Anyway, the Lieutenant Governor gives Jimmy a job at his bank, and Jimmy convinces his friend Red to stop scamming free drinks and join him as a watchman. Pretty soon, he’s a respected cashier with responsibility for large quantities of cash. But, inspector Doyle, the man who caught him the first time, is hot on his tail for an earlier job, and soon his old buddy Avery shows up with ideas about robbing the bank he works at. Just when it seems like our hero has resisted temptation and covered up all the evidence of his past life, one of his boss’s tykes manages to get locked in a vault, the combination to which is inconveniently on a train out of town. The child is running out of air…

 Alias Jimmy Valentine

In spite of the contrived ending, I found the movie pretty enjoyable and even suspenseful at times. We’ve definitely entered a period where editing and camera movements add to the story structure. This movie actually came out only a few weeks after “The Birth of a Nation” premiered, and it is technically superior in some ways, although I should note that Tourneur considered D.W. Griffith an important inspiration and probably learned a lot of his tricks from Griffith’s early Biograph work. For example the interesting inter-cutting of Lee meeting with the respectable family and Red in a disreputable bar reminds me of Griffith and “A Corner in Wheat” in particular. I’ve already mentioned the photography; there’s a good use of light here, with an emphasis on silhouettes that is reminiscent of his son’s later film noir work. The many barred windows we see in Sing Sing add to that effect.

Director: Maurice Tourneur

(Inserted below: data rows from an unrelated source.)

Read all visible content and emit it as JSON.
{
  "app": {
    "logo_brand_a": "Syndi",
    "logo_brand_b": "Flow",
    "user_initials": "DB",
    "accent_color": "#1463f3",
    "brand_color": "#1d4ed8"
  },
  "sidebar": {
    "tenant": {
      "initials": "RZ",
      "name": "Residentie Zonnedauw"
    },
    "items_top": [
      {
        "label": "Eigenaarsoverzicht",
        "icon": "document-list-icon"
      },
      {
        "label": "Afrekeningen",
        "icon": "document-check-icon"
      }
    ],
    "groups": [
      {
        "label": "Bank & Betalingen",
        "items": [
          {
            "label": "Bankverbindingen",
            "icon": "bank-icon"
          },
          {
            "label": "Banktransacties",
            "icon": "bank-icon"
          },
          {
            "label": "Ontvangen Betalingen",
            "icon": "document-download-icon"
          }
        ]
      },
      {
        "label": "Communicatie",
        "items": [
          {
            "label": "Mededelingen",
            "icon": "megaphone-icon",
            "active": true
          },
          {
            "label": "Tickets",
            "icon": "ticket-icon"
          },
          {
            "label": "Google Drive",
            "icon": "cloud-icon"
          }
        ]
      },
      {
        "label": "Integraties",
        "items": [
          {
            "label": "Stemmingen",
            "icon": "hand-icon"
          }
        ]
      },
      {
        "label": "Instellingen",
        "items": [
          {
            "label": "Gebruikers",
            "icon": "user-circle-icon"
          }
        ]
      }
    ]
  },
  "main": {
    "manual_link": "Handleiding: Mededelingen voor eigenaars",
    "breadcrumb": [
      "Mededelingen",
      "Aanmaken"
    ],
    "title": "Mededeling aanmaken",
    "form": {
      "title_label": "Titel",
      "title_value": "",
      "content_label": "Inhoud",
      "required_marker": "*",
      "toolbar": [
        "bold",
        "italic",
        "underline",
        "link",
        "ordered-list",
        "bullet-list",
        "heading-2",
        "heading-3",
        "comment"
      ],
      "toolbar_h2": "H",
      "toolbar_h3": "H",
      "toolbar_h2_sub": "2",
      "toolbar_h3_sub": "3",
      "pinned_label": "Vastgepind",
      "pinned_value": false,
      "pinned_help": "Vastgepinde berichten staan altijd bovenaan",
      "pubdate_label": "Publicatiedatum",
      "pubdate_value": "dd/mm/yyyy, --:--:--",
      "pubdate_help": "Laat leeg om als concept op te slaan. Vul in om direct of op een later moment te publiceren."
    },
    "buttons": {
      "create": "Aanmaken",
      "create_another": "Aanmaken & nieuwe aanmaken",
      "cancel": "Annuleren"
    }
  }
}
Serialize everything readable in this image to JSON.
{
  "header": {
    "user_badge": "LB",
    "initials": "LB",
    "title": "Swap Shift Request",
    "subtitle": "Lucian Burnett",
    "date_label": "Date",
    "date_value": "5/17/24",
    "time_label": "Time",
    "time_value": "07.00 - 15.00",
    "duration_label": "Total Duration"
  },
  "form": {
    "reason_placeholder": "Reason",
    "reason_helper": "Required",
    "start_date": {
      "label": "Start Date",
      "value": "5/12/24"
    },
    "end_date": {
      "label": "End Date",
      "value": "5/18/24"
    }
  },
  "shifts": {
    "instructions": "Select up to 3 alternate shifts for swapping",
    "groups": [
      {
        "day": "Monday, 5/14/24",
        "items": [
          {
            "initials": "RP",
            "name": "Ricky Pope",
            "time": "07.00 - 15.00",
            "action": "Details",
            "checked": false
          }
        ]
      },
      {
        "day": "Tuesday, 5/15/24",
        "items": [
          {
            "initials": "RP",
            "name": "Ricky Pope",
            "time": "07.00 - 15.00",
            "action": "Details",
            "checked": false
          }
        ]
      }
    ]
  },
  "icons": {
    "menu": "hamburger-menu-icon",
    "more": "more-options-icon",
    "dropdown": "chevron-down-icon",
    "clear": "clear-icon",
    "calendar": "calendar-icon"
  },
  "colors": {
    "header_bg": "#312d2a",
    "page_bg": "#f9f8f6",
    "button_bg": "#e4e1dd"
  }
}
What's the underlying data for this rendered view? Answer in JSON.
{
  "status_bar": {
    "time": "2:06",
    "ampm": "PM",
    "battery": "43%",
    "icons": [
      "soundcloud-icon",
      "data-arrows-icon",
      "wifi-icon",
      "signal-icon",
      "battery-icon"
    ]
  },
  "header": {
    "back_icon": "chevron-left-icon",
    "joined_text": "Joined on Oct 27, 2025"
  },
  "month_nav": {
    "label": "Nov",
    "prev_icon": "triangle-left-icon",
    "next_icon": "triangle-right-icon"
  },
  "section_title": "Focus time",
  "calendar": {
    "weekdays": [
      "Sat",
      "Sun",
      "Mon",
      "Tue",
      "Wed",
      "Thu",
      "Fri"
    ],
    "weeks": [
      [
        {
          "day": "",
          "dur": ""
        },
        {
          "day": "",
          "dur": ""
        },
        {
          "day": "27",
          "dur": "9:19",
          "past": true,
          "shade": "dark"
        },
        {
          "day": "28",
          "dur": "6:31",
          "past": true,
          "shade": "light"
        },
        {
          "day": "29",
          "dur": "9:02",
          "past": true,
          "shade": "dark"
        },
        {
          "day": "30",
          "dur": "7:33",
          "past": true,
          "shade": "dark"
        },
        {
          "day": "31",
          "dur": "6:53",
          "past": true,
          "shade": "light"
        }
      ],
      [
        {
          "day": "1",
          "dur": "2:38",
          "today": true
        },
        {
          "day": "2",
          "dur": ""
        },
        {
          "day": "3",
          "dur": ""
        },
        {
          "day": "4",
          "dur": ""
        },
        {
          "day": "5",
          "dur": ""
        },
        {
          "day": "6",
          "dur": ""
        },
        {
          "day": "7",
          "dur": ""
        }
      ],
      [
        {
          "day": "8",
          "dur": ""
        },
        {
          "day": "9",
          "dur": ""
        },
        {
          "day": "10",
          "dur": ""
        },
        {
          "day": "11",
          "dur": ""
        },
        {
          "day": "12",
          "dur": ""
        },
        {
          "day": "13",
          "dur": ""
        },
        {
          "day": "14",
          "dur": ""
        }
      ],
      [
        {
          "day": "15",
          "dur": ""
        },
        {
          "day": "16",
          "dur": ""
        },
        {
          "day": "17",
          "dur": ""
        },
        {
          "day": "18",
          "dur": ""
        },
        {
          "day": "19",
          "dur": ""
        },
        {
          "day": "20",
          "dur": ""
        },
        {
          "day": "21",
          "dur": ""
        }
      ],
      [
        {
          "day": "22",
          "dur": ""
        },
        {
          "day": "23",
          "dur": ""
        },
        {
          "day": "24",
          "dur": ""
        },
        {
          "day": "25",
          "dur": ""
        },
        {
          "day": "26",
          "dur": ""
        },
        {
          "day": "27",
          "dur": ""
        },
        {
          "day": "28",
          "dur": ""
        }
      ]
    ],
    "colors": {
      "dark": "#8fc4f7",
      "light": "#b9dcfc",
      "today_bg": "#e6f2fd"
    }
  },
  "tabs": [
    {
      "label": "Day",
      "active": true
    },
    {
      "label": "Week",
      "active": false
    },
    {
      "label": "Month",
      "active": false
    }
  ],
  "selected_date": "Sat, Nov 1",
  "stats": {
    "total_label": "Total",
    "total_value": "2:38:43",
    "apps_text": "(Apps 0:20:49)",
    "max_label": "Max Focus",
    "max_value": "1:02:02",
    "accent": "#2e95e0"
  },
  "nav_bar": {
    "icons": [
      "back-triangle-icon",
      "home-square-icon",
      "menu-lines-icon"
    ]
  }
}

Starring: Robert Warwick, Ruth Shepley, Alec B. Francis, Johnny Hines.

Run Time: 1 hr, 5 Min

You can watch it for free: here.